Compton: A Soundtrack revisits Dr. Dre’s origin story with a victorious sigh

Illustration for article titled Compton: A Soundtrack revisits Dr. Dre’s origin story with a victorious sigh

Dr. Dre is one of the architects of West Coast rap and a pillar of hip-hop production. He is responsible for producing a large portion of California’s great gangsta rap catalog and for pioneering G-Funk, a bold re-envisioning of traditional funk sampling. After rising to prominence as the de facto leader of N.W.A., Dre went on the become an early titan of the rap industry, procuring an ownership stake in Death Row Records and releasing his debut, The Chronic, one of rap’s most celebrated LPs, in 1992. Its 1999 follow-up, 2001, is an equally heralded expansion of G-Funk and the last Dr. Dre album in 16 years. To a new generation he is now the face of Apple Music, Forbes’ foremost cash king who made his fortune selling Beats (By Dre). But before he was plugging headphones he was plugging Detox, a now mythic third album that has been continuously delayed since the 21st century began.

A week ago, Dr. Dre took to his new Beats 1 radio show, The Pharmacy, to announce that Detox had officially—and unceremoniously—been scrapped in favor of a different album less weighted by expectations, one that would serve as his “grand finale.” Compton: A Soundtrack By Dr. Dre, a project inspired by the upcoming N.W.A. biopic, Straight Outta Compton, is Dre’s swan song, an album far better and far richer than anything anyone in his tax bracket should be making. A compilation-style release, Compton is maximalist in nature with expansive arrangements so grandiose that some songs have movements (See: “Loose Cannons”). It’s a sensory overload with textures that overlap and overwhelm, sometimes abruptly shifting gears into something entirely different, like on “Darkside / Gone.” Despite sharing a big-budget feel and macro approach with its predecessors, though, Compton defies tradition and convention, leaning heavily toward the eccentric with help from a strong team of co-producers: D.J. Dahi, Focus, Dem Jointz, Bink, and Cardiak, among others. It plays like an album conceived in a weird alternate reality where G-Funk is supplanted by a bizarro version ingrown with Hiero, where alt rap tendencies and gangsta rap sensibilities co-exist and Ice Cube and Anderson Paak rap side-by-side.

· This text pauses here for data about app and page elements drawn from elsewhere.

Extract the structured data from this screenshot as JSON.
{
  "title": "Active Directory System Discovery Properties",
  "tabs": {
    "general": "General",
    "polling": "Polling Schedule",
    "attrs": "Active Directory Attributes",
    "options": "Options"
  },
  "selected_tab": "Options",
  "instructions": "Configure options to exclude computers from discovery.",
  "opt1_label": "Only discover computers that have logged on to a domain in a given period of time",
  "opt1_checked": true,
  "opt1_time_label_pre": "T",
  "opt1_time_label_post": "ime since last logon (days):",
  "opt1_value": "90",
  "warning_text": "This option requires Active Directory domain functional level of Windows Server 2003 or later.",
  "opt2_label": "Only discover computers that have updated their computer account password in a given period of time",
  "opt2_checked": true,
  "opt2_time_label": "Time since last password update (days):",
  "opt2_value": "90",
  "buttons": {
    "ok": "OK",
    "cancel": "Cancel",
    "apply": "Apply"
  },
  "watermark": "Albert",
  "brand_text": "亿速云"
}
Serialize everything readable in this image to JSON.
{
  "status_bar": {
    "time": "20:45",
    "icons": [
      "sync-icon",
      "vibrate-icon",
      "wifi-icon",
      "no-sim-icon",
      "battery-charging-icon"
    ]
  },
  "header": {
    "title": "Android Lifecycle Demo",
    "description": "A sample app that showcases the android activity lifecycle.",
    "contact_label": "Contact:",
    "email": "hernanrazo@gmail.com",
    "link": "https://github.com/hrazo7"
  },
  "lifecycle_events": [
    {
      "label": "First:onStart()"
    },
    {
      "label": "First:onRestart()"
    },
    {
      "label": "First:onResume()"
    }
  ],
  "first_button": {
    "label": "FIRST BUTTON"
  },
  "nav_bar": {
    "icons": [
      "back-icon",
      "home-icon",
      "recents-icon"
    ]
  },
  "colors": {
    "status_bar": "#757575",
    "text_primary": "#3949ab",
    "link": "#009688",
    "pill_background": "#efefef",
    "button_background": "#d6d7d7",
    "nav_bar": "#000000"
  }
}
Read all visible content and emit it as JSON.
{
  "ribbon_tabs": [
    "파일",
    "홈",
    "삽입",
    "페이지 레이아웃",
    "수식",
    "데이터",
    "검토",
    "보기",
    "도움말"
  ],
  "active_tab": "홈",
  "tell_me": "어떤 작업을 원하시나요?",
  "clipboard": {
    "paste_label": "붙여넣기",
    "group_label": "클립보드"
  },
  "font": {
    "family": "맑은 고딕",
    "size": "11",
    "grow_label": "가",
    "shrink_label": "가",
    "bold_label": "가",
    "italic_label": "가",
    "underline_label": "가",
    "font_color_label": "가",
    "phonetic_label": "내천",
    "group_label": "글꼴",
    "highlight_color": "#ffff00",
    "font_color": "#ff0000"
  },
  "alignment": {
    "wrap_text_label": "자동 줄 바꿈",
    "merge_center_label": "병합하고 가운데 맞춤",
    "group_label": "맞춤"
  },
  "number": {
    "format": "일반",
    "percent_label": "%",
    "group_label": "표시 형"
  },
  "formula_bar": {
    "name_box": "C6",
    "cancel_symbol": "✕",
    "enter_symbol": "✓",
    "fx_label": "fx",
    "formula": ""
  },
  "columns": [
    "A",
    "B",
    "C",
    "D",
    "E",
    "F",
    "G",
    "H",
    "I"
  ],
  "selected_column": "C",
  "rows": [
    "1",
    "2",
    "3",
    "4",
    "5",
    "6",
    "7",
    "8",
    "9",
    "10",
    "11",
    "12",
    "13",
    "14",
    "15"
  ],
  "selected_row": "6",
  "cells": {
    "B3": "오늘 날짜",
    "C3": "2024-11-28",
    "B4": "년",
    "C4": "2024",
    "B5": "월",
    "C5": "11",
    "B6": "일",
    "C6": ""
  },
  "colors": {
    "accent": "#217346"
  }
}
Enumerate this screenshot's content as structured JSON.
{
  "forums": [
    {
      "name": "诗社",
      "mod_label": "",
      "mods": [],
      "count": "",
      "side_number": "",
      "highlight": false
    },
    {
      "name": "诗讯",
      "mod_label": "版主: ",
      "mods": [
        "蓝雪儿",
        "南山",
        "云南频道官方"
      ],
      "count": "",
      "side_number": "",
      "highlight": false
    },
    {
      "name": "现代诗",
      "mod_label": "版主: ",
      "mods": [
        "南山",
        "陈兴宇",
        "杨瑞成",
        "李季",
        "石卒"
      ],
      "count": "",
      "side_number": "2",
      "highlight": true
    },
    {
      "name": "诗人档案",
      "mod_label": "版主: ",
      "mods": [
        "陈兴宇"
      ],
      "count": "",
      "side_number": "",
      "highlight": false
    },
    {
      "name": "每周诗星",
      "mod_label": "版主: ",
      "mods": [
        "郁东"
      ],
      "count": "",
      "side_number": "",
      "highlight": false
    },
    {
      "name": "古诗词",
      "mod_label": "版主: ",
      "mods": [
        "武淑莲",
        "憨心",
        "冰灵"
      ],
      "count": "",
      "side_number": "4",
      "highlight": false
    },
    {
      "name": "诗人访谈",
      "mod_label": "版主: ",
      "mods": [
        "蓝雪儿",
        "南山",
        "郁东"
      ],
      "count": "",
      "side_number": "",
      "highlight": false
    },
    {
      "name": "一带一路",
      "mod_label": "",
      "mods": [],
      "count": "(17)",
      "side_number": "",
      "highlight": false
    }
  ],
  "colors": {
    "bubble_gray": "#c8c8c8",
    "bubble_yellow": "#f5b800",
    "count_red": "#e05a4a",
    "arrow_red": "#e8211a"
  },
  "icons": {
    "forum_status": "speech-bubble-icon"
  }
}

There are many interlocking components—old friends (Cube, Snoop Dogg, Xzibit, and Eminem), Aftermath signees (Jon Connor and Justus), tenured R&B singers (Marsha Ambrosius and Jill Scott), and a standout newcomer in King Mez—and the bustling sounds can pivot on a dime, but the signature voices and stabilizing forces on Compton are all from Compton or the greater Los Angeles area: Kendrick Lamar, the aforementioned Paak, The Game, and Dre. Kendrick adds his typical ferocious and knotty lyricism (especially on “Deep Water” and highlight “Genocide”), and Dre, ever the auteur, always puts everyone in a position to succeed (just ask Above The Law’s long-forgotten Cold 187um). But the X factor is Paak, whose unorthodox style enlivens tracks like “Issues,” “All in A Day’s Work,” and the brilliant protest record “Animals.” Dre, who gave The Game his original platform, gives him another on the blaring “Just Another Day,” and the emcee delivers big with vicious raps perfectly tailored to his hostile environment. Every element either helps to paint a vivid portrait of inner-city life or waxes nostalgically about Dre’s meteoric rise (with the exception of Eminem’s long-winded verse on outlier “Medicine Man”), and it acts as a fitting tribute to West Coast rap and one of its greatest producers.

Together, this elaborate tapestry of voices and sounds, both new and familiar, conveys Dre’s epic vision. Compton successfully crams the magnitude of his origin story into ambitious, densely packed sonics. Dre rarely raps, but when he does, it’s in a tone of relief. He often writes—or, more accurately, has other people write for him—like rap only brings him stress and he’s happy to put it behind him. But he takes one last look at how far he’s come, and more specifically, where he’s come from. “I remember when I got started my intention was to win / But a lot of shit changed since then,” he raps on closer “Talking To My Diary.” A lot has changed, but Dr. Dre remains a rap force. Compton is a victory lap for a rap mogul whose music landed him at the center of a tech giant.